> [TASK DIRECTIONS] Using the listing below, please gather every line containing the word "label".
START AVAILABLE RECORDS
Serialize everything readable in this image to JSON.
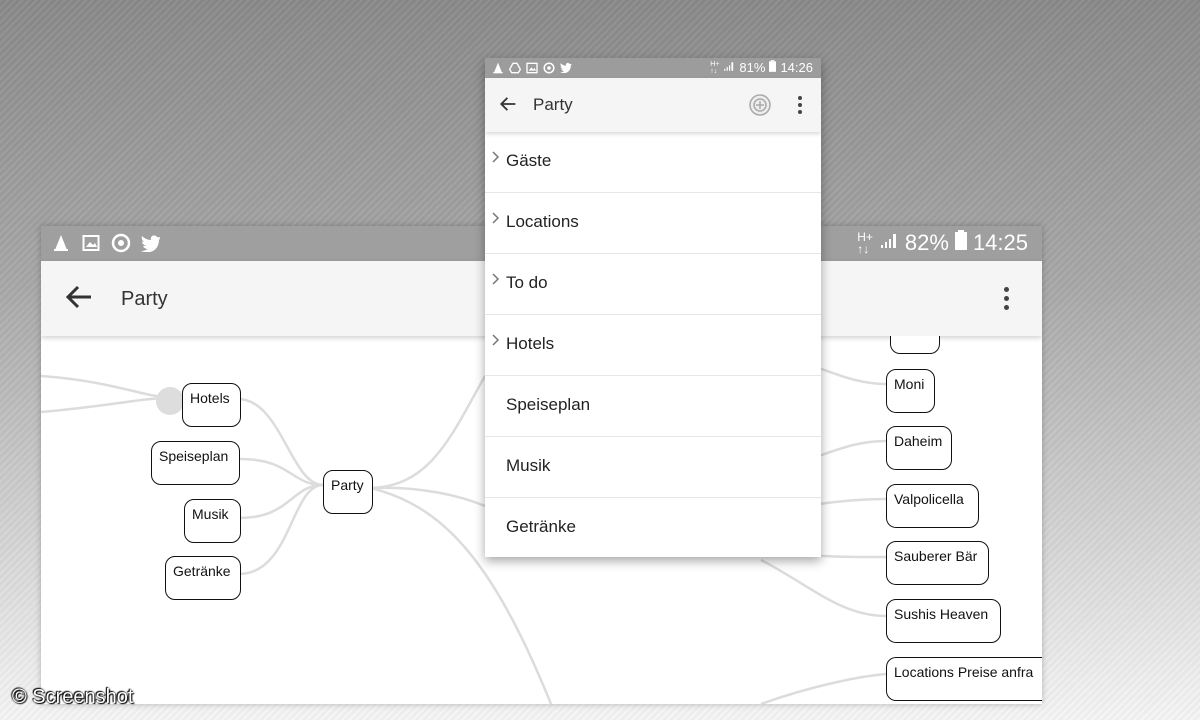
{
  "back_screen": {
    "status": {
      "battery": "82%",
      "time": "14:25"
    },
    "app_title": "Party",
    "mindmap": {
      "center": "Party",
      "left_nodes": [
        "Hotels",
        "Speiseplan",
        "Musik",
        "Getränke"
      ],
      "right_nodes": [
        "Moni",
        "Daheim",
        "Valpolicella",
        "Sauberer Bär",
        "Sushis Heaven",
        "Locations Preise anfra"
      ]
    }
  },
  "front_screen": {
    "status": {
      "battery": "81%",
      "time": "14:26"
    },
    "app_title": "Party",
    "items": [
      {
        "label": "Gäste",
        "expandable": true
      },
      {
        "label": "Locations",
        "expandable": true
      },
      {
        "label": "To do",
        "expandable": true
      },
      {
        "label": "Hotels",
        "expandable": true
      },
      {
        "label": "Speiseplan",
        "expandable": false
      },
      {
        "label": "Musik",
        "expandable": false
      },
      {
        "label": "Getränke",
        "expandable": false
      }
    ]
  },
  "watermark": "© Screenshot"
}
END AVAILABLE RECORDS
> [SOLUTION TO THIS EXERCISE]
        "label": "Gäste",
        "label": "Locations",
        "label": "To do",
        "label": "Hotels",
        "label": "Speiseplan",
        "label": "Musik",
        "label": "Getränke",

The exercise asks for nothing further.